— Required work —
Within the lines below, find those that hold the string "stored" and copy each one.

— Record extracts —
+ + + +

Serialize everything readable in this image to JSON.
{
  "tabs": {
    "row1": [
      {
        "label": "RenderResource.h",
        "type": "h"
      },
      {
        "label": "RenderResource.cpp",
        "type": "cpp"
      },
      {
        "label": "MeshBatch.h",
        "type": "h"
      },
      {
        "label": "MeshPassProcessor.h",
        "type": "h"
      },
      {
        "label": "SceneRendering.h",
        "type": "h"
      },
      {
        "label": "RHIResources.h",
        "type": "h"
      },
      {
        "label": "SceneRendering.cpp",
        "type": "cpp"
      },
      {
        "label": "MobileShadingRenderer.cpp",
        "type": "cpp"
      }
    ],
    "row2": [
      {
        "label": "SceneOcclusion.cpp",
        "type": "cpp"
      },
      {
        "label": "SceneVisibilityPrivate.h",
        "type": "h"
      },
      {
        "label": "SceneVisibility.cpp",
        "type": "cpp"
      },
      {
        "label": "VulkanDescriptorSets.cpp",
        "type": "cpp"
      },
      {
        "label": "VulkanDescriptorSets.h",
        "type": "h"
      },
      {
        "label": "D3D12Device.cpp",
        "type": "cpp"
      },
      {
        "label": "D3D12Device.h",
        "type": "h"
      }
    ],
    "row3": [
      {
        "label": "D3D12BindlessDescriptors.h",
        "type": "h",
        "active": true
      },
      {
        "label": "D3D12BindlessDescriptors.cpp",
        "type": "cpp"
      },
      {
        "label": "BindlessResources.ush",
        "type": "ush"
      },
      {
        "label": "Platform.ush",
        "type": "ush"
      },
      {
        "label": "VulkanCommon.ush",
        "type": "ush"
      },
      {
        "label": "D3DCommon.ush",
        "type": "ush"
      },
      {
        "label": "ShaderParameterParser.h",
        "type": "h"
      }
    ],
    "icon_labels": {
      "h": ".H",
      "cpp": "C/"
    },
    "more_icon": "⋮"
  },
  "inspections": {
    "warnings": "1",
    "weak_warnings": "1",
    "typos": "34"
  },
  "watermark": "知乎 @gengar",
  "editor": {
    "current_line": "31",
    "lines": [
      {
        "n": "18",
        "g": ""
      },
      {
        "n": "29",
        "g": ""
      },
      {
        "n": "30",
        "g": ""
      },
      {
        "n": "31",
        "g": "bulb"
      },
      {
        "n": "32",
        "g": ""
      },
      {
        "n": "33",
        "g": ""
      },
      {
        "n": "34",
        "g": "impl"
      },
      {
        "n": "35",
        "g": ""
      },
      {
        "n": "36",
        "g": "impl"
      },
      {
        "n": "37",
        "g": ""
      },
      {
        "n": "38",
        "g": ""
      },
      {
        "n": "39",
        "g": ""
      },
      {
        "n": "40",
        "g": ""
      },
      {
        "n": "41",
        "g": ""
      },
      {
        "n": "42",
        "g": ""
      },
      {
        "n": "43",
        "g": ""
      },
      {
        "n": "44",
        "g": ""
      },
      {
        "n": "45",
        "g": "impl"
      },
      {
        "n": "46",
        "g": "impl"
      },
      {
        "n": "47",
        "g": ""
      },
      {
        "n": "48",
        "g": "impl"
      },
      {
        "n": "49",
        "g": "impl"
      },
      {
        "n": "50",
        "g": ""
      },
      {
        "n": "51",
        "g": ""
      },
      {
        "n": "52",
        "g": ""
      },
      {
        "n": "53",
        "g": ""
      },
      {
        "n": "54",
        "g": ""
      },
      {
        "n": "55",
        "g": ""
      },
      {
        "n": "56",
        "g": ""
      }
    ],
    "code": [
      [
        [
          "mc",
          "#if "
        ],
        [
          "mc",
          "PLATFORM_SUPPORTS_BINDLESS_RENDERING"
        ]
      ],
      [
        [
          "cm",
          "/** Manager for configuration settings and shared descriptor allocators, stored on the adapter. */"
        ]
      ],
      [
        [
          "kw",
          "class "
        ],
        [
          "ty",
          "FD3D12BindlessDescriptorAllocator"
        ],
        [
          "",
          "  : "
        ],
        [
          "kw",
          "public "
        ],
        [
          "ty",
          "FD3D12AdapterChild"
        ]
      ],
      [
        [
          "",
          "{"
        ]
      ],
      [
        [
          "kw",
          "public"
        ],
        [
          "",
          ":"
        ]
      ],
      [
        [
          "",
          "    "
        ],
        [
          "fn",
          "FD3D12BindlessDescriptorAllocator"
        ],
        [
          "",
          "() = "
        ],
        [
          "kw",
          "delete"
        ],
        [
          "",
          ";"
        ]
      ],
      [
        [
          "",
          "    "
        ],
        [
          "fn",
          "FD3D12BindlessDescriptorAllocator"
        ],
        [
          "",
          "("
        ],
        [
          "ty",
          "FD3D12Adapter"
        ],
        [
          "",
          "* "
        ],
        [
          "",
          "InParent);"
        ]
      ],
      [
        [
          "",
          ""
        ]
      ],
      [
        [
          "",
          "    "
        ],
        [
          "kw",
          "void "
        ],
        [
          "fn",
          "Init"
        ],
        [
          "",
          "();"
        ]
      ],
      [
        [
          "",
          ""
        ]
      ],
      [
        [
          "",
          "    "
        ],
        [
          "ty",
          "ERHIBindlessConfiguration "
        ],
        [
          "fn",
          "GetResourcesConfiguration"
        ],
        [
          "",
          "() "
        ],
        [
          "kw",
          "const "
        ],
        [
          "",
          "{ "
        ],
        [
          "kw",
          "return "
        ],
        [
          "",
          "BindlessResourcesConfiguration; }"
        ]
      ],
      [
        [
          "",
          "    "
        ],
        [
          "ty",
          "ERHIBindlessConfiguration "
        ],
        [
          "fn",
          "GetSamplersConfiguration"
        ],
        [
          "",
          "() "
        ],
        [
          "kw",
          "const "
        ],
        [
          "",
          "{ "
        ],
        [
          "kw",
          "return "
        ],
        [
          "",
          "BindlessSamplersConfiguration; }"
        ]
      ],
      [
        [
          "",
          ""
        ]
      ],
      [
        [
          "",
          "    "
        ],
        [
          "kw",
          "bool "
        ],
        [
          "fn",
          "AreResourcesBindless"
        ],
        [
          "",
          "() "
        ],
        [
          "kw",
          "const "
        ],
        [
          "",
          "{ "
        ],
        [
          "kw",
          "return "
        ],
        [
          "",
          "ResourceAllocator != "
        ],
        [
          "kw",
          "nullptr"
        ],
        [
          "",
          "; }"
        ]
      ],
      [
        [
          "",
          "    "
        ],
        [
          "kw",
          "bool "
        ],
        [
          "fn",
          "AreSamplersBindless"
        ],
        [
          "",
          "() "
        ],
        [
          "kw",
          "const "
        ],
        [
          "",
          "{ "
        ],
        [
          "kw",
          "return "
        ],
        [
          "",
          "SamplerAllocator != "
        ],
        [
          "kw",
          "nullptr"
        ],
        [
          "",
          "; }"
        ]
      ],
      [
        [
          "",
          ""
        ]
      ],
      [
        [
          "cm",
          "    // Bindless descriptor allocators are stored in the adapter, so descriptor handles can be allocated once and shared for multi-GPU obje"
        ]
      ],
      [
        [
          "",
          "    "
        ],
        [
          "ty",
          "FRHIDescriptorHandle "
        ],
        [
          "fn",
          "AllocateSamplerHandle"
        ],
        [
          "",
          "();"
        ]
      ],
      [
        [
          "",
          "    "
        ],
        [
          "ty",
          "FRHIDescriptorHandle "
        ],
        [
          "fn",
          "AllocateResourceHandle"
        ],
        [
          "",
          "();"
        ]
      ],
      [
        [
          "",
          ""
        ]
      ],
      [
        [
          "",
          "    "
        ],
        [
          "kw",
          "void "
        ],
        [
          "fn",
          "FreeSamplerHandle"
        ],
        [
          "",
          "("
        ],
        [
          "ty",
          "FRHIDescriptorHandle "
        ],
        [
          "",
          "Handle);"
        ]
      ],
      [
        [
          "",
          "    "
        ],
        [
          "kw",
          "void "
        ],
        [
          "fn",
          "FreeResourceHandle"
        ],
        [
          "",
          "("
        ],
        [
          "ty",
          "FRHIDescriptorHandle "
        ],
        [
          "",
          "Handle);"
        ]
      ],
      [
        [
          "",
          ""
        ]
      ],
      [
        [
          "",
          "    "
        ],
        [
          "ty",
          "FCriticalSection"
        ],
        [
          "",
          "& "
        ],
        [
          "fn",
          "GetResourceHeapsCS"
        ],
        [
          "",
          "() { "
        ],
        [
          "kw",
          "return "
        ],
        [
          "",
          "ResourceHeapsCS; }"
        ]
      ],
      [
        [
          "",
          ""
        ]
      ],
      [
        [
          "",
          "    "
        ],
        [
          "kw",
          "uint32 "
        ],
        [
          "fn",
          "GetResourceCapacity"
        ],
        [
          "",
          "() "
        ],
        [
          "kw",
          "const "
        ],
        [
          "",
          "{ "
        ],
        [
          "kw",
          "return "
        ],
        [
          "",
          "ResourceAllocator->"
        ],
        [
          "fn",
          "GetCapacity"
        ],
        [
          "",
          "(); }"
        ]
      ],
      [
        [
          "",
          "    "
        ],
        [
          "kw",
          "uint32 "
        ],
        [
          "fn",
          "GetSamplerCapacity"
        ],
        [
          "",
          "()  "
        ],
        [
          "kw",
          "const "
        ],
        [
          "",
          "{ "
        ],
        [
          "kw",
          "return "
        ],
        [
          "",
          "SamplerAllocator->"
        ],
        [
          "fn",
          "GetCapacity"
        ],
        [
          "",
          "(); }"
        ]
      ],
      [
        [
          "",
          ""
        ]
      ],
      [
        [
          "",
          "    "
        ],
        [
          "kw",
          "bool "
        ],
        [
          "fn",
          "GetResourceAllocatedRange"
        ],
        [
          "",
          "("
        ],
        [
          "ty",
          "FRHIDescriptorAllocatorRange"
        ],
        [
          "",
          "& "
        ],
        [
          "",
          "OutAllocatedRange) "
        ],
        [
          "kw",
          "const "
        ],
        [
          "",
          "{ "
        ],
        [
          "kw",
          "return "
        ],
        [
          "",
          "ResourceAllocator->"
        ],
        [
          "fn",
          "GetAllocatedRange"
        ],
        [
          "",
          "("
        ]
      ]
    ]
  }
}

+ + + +

— Result below —
          "/** Manager for configuration settings and shared descriptor allocators, stored on the adapter. */"
          "    // Bindless descriptor allocators are stored in the adapter, so descriptor handles can be allocated once and shared for multi-GPU obje"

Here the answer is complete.